**Source records:**

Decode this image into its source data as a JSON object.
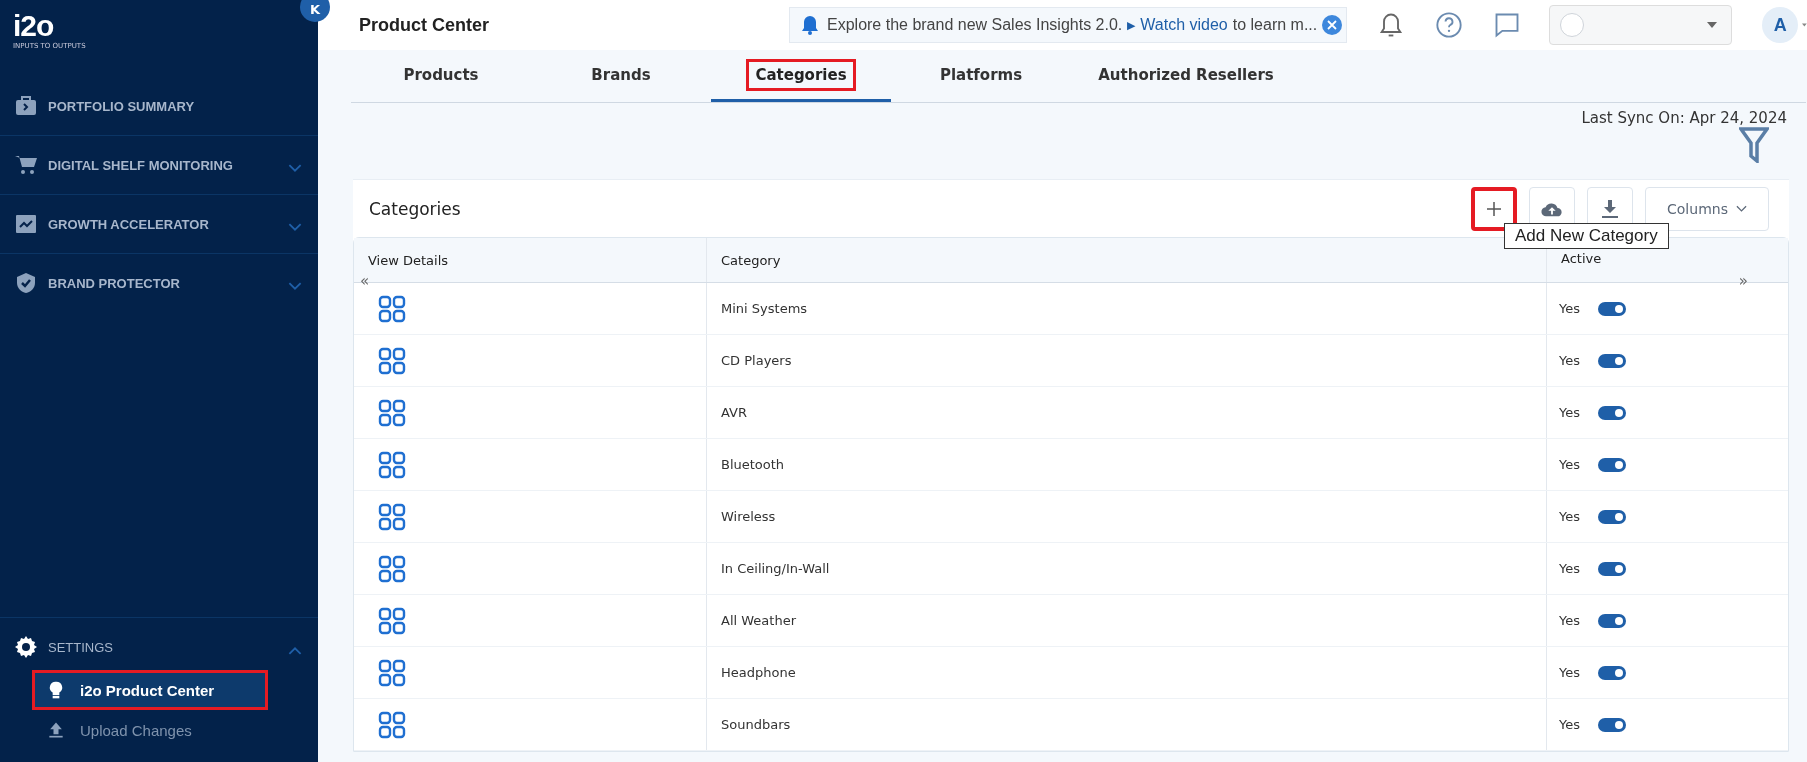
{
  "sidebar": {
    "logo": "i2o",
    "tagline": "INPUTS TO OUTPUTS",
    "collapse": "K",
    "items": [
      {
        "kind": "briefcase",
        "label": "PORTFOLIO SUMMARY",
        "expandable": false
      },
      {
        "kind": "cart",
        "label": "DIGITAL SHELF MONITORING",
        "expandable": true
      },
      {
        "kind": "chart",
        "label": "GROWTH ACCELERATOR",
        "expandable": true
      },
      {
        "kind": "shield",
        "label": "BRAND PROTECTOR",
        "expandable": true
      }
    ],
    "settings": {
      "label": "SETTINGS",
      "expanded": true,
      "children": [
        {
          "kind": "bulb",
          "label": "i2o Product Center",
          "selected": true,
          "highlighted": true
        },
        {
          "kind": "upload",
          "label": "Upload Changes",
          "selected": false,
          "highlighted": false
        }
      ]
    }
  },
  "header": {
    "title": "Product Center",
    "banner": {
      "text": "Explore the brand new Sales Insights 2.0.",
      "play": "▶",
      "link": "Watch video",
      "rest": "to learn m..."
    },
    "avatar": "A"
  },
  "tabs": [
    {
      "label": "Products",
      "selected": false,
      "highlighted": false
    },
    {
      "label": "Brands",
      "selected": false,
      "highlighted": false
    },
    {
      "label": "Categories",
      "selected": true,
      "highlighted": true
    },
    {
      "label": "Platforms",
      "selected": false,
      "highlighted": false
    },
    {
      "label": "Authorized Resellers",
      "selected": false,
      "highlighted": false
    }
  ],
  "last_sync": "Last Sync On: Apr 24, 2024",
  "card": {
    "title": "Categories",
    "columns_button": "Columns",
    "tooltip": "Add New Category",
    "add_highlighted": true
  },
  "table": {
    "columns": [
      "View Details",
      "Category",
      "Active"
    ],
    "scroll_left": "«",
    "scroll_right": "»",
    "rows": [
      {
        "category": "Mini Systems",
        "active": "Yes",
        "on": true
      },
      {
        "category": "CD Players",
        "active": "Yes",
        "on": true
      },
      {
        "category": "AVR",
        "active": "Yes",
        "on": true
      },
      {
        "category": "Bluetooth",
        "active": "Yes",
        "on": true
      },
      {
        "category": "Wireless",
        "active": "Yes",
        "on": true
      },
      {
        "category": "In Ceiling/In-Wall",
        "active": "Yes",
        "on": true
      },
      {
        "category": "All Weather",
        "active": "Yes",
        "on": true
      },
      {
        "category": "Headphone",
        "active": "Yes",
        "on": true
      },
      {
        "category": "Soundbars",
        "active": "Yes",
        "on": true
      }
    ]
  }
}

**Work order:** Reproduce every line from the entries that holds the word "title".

**Answer to this exercise:**
    "title": "Product Center",
    "title": "Categories",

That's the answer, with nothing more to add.